Year of Publication

2016

Degree Name

Master of Science in Community & Leadership Development

Document Type

Master's Thesis

College

Agriculture, Food and Environment

Department

Community and Leadership Development

First Advisor

Dr. Stacy Vincent

Abstract

As post-secondary education becomes more important for the American citizen to generate wealth, universities are struggling to retain and graduate African-Americans, the third-most represented demographic in the country, especially at predominately white colleges and universities. The Colleges of Agriculture at these particular institutions are struggling to even get Black students to apply, let alone graduate. One of the major issues is the disconnect between the African-American community and the idea of post-secondary education in the agricultural field. One way that disconnect can be combatted is new techniques and strategies in recruiting African-Americans. This study identifies three themes based on interviews with recruiters from universities throughout the country, as to why universities are struggling to effectively recruit Black students into programs. The results indicate that there is a lack of resources present and offered in recruiting said student, a perceived misconception of African-American’s views of agriculture and a major disconnect with the African-American community and colleges of agriculture.
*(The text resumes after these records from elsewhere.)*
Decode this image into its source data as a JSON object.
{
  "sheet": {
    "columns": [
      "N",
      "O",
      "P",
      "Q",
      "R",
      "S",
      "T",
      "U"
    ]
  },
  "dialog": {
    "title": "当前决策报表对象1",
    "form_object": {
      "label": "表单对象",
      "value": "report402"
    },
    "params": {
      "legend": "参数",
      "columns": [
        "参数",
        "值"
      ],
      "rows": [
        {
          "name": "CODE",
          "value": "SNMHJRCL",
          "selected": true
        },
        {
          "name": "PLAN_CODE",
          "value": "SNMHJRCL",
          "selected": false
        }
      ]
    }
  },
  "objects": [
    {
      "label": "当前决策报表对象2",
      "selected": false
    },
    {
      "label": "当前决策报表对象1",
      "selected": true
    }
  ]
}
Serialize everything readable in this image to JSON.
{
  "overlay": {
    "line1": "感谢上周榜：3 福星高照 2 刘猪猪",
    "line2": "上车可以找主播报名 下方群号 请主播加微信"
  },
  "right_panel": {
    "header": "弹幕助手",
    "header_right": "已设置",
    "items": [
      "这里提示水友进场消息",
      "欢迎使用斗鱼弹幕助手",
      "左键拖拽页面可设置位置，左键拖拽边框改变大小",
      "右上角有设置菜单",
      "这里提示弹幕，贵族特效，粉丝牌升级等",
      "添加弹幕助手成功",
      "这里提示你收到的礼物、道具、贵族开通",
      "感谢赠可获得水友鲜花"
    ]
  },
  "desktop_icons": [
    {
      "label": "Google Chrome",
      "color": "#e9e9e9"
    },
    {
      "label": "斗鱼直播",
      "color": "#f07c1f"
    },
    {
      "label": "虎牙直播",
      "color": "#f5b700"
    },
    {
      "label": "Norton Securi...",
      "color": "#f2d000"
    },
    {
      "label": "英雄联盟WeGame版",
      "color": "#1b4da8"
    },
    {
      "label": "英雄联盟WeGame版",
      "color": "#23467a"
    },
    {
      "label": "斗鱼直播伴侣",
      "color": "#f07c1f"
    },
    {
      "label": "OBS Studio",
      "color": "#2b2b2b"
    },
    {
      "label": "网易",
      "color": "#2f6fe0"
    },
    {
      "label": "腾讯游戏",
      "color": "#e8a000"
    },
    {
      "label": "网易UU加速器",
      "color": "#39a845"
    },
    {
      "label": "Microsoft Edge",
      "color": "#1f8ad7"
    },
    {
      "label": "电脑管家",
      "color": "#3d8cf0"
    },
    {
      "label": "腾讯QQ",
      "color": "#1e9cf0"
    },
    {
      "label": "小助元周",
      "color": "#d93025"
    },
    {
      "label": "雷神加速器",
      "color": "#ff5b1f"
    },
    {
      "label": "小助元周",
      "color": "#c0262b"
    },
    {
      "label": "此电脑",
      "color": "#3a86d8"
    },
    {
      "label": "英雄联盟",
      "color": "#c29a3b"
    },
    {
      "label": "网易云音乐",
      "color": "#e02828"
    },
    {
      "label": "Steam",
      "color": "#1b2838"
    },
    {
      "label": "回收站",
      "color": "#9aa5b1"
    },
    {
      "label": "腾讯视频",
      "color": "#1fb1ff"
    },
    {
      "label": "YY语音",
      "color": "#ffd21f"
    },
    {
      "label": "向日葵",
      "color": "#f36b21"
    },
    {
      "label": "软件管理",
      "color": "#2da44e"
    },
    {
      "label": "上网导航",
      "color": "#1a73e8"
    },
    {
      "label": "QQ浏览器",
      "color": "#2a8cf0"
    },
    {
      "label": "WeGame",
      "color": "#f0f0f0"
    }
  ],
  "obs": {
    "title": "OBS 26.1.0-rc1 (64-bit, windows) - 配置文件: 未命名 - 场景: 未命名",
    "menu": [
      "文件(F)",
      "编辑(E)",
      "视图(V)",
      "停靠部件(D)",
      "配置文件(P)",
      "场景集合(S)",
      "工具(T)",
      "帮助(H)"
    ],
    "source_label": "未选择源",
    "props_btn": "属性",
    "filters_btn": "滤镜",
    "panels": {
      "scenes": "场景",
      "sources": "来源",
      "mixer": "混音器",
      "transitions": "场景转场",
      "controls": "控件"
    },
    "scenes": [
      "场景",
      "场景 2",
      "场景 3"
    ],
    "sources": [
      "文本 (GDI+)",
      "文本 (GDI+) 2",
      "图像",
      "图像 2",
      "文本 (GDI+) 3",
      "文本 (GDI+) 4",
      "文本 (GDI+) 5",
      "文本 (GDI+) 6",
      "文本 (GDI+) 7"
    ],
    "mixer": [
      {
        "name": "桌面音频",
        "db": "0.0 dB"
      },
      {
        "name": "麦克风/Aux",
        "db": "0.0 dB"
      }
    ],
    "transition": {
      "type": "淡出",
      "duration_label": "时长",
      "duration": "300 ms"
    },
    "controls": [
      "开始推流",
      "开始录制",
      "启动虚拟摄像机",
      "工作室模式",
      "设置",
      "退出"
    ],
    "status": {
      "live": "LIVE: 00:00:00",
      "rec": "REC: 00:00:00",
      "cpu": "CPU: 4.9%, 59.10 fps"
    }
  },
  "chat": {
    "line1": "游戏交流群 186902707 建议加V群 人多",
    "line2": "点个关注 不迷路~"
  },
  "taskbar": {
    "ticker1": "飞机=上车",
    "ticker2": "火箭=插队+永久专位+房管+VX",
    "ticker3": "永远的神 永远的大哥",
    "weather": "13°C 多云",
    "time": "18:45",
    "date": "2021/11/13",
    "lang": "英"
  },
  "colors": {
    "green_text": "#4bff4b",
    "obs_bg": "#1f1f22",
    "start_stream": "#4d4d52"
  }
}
In order to combat and ultimately fix this issues, these three themes must be addressed.

Digital Object Identifier (DOI)

http://dx.doi.org/10.13023/ETD.2016.204